YOUR GOAL: Which lines of the entries contain the string "image"? Copy each of them.

====== SUPPLIED ENTRIES ======

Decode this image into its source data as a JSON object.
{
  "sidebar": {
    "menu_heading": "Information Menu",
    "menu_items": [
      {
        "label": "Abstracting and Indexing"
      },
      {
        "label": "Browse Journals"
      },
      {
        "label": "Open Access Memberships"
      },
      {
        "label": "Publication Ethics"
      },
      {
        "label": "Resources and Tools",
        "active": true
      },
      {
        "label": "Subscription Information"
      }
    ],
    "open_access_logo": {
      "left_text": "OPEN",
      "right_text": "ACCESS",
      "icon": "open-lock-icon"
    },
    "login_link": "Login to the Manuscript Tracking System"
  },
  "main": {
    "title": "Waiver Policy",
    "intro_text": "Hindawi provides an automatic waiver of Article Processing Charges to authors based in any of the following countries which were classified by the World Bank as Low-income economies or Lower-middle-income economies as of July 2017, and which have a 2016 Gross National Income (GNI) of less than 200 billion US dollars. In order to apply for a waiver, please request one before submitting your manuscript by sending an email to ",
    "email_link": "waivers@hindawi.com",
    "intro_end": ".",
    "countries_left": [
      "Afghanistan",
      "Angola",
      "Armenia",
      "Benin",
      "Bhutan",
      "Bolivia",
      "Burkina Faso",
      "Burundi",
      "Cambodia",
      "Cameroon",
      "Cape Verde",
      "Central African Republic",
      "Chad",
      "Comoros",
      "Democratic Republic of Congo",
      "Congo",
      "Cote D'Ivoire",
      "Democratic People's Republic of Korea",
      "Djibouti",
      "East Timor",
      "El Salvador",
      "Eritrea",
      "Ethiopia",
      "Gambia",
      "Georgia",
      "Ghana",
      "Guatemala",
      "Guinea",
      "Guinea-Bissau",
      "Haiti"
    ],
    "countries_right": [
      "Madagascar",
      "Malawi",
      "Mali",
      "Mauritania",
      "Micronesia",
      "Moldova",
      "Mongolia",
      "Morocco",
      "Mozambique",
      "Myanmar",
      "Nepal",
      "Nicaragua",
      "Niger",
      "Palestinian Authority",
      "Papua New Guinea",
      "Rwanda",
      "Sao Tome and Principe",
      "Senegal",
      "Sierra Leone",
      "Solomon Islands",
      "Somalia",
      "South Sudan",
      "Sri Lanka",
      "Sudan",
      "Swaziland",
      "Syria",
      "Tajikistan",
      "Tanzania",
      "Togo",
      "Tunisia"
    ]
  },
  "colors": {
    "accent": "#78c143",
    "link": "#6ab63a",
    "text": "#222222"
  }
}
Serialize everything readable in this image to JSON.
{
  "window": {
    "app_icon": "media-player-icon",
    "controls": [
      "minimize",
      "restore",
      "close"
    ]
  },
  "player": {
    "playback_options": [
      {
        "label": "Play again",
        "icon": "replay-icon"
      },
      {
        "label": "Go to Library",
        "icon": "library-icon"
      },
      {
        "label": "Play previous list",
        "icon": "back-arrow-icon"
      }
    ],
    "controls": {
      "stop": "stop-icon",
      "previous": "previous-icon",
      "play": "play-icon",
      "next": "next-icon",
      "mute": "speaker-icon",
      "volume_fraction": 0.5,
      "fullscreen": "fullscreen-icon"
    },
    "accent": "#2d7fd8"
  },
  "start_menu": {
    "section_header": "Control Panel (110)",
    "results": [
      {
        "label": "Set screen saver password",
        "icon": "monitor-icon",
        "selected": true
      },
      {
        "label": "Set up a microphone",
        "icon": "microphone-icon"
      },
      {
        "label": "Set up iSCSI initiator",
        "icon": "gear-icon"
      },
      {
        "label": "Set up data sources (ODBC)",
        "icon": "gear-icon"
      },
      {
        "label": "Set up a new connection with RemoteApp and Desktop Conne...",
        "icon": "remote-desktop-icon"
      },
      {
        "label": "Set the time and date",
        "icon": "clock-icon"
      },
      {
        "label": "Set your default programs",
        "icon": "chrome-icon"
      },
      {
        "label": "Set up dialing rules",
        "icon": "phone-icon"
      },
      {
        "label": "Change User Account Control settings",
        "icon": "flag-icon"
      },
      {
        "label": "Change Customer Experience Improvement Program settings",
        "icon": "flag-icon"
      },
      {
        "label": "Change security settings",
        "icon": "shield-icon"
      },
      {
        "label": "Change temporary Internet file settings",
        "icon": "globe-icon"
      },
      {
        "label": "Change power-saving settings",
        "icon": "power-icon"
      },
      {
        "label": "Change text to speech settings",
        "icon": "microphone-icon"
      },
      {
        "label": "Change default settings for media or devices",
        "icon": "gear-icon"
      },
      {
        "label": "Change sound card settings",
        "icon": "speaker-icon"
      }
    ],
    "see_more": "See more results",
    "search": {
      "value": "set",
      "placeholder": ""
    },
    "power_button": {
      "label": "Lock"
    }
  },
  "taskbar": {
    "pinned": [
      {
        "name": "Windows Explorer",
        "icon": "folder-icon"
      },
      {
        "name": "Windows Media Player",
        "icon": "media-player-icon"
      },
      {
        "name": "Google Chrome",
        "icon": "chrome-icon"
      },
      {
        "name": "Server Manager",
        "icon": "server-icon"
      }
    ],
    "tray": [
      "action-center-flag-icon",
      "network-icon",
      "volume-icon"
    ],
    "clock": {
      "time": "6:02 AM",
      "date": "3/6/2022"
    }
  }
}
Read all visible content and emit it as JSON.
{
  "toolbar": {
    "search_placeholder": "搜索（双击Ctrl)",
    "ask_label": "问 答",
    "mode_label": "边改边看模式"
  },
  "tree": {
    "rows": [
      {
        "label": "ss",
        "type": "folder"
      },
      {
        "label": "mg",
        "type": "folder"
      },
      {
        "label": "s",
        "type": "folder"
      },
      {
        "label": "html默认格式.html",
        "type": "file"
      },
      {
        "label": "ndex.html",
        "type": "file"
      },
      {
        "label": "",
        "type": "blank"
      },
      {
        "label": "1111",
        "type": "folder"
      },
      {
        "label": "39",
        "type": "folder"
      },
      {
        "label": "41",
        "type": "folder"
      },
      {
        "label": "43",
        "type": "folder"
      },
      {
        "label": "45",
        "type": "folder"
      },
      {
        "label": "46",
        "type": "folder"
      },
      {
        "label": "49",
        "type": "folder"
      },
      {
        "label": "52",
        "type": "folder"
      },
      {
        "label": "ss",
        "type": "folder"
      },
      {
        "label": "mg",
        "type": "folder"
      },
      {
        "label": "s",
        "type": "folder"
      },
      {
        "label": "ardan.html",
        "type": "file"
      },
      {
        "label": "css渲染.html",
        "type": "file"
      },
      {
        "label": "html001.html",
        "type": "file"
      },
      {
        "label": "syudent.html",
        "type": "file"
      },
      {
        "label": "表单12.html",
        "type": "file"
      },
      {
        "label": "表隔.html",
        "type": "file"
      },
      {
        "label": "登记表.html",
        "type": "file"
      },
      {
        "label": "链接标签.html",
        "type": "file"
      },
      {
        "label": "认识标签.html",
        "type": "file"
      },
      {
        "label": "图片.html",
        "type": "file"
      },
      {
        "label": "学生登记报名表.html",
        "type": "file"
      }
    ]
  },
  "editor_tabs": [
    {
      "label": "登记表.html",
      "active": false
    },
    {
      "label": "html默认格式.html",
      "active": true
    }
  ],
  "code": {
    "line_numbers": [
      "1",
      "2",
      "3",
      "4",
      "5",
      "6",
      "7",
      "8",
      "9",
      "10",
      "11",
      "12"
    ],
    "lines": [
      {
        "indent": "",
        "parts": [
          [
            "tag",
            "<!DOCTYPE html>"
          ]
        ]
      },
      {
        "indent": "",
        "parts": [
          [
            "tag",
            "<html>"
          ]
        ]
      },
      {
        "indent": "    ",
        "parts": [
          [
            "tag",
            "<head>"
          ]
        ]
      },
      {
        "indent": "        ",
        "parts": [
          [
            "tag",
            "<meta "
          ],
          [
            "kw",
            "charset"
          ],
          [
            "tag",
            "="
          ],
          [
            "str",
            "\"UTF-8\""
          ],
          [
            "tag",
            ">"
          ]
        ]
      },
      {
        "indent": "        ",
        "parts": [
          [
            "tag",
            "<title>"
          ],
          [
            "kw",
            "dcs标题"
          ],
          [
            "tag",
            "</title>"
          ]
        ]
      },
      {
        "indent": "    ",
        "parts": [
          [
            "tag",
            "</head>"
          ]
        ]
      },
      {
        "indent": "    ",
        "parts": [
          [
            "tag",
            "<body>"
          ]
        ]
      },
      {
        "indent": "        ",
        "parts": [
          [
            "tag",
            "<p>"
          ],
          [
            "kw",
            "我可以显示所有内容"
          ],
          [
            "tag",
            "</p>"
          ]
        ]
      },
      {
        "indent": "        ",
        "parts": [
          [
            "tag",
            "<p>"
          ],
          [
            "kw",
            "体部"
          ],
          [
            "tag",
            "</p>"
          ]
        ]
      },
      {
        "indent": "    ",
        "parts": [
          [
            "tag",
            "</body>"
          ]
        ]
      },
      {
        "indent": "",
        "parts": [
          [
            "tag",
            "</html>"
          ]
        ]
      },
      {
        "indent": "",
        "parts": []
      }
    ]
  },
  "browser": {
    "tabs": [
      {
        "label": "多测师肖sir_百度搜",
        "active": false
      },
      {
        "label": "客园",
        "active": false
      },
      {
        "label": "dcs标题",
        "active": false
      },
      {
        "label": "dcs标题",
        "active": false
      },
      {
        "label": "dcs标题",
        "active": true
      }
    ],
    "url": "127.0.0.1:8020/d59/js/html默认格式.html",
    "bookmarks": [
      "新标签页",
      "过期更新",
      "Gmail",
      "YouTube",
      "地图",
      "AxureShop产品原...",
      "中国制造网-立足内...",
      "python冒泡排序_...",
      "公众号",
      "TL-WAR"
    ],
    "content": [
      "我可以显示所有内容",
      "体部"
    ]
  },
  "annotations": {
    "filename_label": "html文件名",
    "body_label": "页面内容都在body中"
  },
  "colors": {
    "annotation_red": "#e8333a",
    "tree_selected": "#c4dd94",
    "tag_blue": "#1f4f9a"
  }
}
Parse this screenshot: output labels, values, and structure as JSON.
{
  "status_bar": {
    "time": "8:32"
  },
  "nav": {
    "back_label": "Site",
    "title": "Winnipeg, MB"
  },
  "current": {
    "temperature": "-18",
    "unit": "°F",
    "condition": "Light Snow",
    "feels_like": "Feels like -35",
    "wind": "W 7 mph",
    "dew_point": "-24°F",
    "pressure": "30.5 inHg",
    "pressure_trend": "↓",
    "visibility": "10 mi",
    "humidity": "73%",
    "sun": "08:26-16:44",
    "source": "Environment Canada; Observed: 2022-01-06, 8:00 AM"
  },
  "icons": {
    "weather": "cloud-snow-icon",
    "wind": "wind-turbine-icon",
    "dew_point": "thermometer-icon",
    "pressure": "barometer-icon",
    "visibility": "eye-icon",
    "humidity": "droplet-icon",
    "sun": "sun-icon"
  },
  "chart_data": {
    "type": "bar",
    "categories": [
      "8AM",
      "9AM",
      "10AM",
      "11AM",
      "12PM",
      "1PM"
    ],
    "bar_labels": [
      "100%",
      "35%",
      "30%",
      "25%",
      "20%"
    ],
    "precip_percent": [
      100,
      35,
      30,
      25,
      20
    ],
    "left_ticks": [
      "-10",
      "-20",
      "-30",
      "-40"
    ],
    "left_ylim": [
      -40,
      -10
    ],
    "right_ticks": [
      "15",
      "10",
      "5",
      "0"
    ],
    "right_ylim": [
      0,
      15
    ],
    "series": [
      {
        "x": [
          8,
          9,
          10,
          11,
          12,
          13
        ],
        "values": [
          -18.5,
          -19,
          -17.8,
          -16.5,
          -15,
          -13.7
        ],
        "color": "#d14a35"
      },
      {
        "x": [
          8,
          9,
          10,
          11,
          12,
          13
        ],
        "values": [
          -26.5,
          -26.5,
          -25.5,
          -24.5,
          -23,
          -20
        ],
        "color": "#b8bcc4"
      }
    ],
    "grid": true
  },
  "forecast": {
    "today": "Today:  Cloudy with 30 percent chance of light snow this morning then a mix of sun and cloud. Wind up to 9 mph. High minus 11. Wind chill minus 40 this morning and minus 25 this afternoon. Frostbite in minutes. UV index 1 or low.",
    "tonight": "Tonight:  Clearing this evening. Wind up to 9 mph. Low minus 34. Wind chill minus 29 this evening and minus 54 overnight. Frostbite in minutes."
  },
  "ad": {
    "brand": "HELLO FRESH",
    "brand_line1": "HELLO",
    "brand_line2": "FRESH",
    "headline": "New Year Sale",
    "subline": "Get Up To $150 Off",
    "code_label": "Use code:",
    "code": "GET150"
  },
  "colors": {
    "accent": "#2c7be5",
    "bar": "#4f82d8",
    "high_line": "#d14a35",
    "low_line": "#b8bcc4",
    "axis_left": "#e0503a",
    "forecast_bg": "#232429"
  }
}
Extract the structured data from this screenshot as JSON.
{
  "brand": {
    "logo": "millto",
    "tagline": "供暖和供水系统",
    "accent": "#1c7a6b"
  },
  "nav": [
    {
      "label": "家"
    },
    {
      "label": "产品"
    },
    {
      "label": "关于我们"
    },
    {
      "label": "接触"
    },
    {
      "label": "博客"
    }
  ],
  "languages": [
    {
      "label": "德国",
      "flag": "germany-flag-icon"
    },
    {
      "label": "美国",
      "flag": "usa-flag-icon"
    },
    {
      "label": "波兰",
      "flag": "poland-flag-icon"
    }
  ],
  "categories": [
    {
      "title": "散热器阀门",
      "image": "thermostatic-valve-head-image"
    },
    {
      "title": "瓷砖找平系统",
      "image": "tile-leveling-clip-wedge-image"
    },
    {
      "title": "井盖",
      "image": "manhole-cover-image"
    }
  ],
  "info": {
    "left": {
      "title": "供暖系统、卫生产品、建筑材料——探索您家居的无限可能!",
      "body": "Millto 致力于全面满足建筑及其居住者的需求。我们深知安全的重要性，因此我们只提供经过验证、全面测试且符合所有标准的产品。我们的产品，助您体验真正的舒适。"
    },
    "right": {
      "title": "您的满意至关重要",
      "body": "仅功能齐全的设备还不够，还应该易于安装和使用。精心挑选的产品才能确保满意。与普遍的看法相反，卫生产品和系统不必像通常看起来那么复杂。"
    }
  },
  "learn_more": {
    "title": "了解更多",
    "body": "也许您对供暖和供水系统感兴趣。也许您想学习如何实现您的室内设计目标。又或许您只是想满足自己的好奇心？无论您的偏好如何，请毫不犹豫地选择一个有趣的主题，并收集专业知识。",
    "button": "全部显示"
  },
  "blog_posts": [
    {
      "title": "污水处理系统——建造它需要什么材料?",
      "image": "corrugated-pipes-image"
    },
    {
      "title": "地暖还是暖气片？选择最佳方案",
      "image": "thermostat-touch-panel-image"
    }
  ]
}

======

TASK ANSWER:
Decode this image into its source data as a JSON object.
Serialize everything readable in this image to JSON.
      "image": "thermostatic-valve-head-image"
      "image": "tile-leveling-clip-wedge-image"
      "image": "manhole-cover-image"
      "image": "corrugated-pipes-image"
      "image": "thermostat-touch-panel-image"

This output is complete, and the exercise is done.